How exactly did you get to where you are now, professionally?
I think we all WISH there was a step-by-step process to professional success, but I think it would be hard to ever pinpoint a blueprint that any one person could follow and successfully replicate time and again. Life isn't like that. I think for me, a lot of my ability to pursue my dreams is simply not giving up. Just take Finding Dory; I think the message in the film is that no matter who you are or what you might struggle with, "just keep swimming" is a really effective strategy. So I've kept swimming over the years!
What do you wish you had known then that you know now about having a career?
Don't be a pain in your boss's butt. You may be a super talented and capable human. Most people are, if they find the right fit for their personality and skills (and learn to love themselves for it). But you need to respect that you are part of an organization, even if you are the leader of it, and being the squeaky wheel or creating too much friction in a work environment can be problematic. I'm so lucky that my first real boss, Brian Sugar (the CEO of PopSugar), set me straight fast on this. He once told me that if I wasn't careful, the drama I created would outweigh the value I created for the organization. And you know what? It did. And over time I learned to fix it.
And I'm so grateful for the insight I learned from it, because he delivered it with such kindness, but also in that very "get your act together" way. Make your boss's life easier, not harder. Ask questions, figure out what you need to do to be successful, and then get on with the business of doing it. But remember that you are hired to do a job. So do it, learn to do it better, and then take on as much responsibility as you can. Don't ask for it; just find things that aren't being done and figure out how to do them and then present your results.
What advice about work do you have for teens or for people just starting out?
Make like Rihanna and work work work work work! (Or if you prefer Britney Spears, you better work, b*tch.) I really enjoyed two articles that are a little grown-up in nature, but I think they reflect my basic work ethic. One is "Six Harsh Truths About the World" and the other is from investor Jason Calacanis on leveling up your skills and succeeding faster than anyone else around you.
Anything else you’d like to add?

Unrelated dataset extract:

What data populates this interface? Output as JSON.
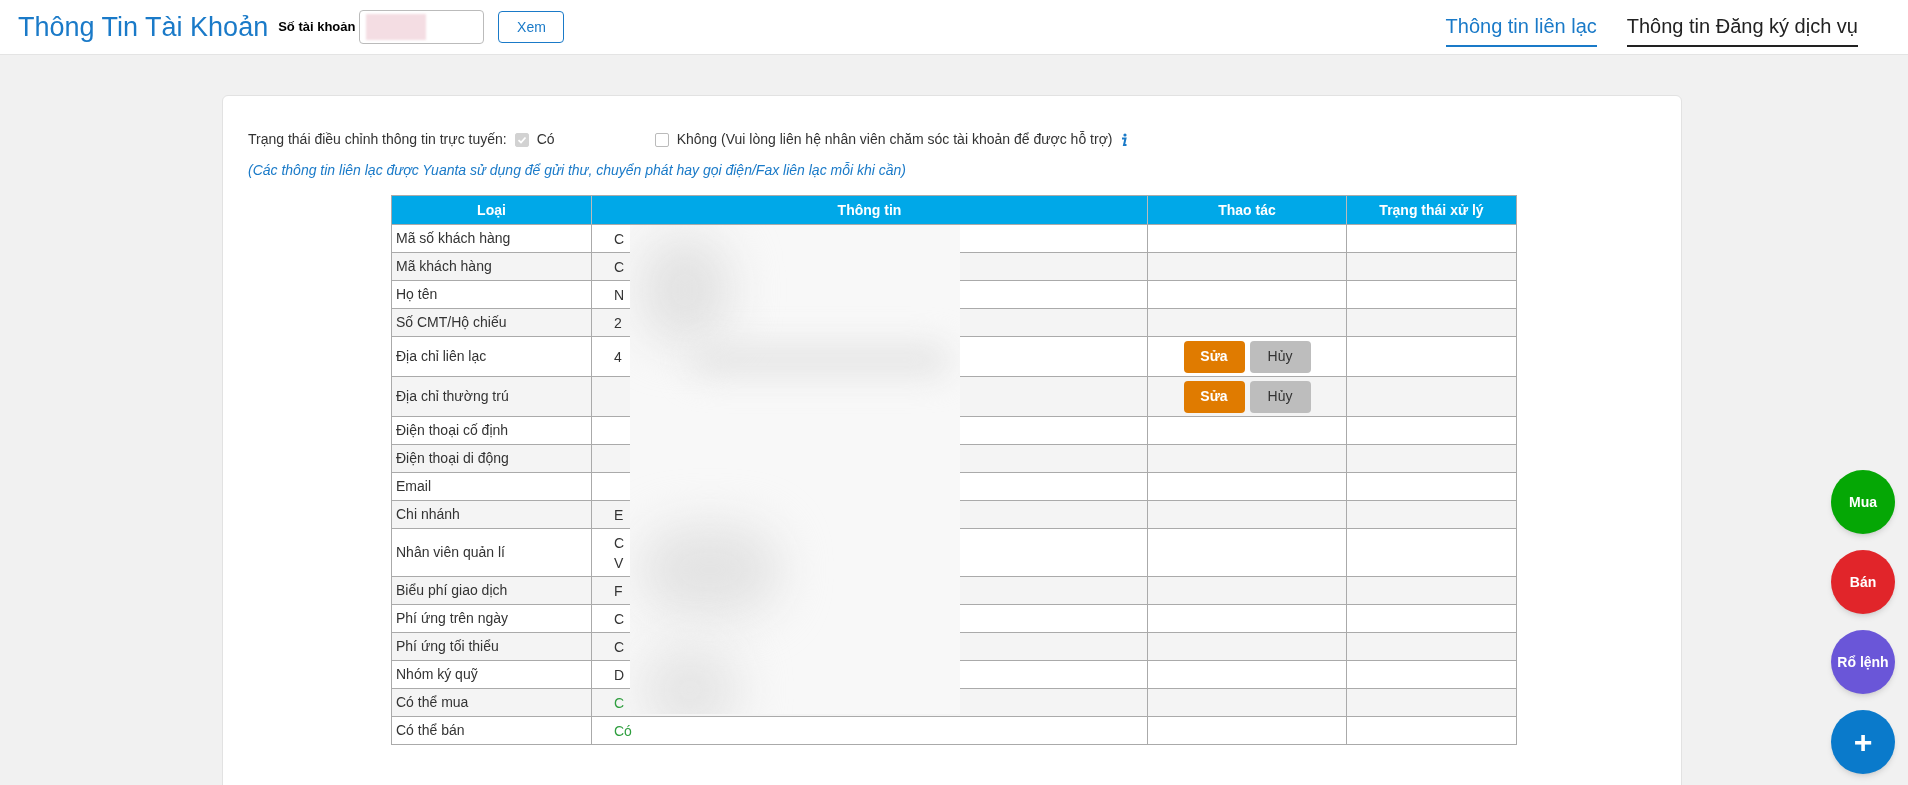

Don't freak out too much about any one thing! Life is short, and no mistake is ever that bad in the long run. Learn to be yourself, be confident in who you are and be serious about getting better at what you want in life.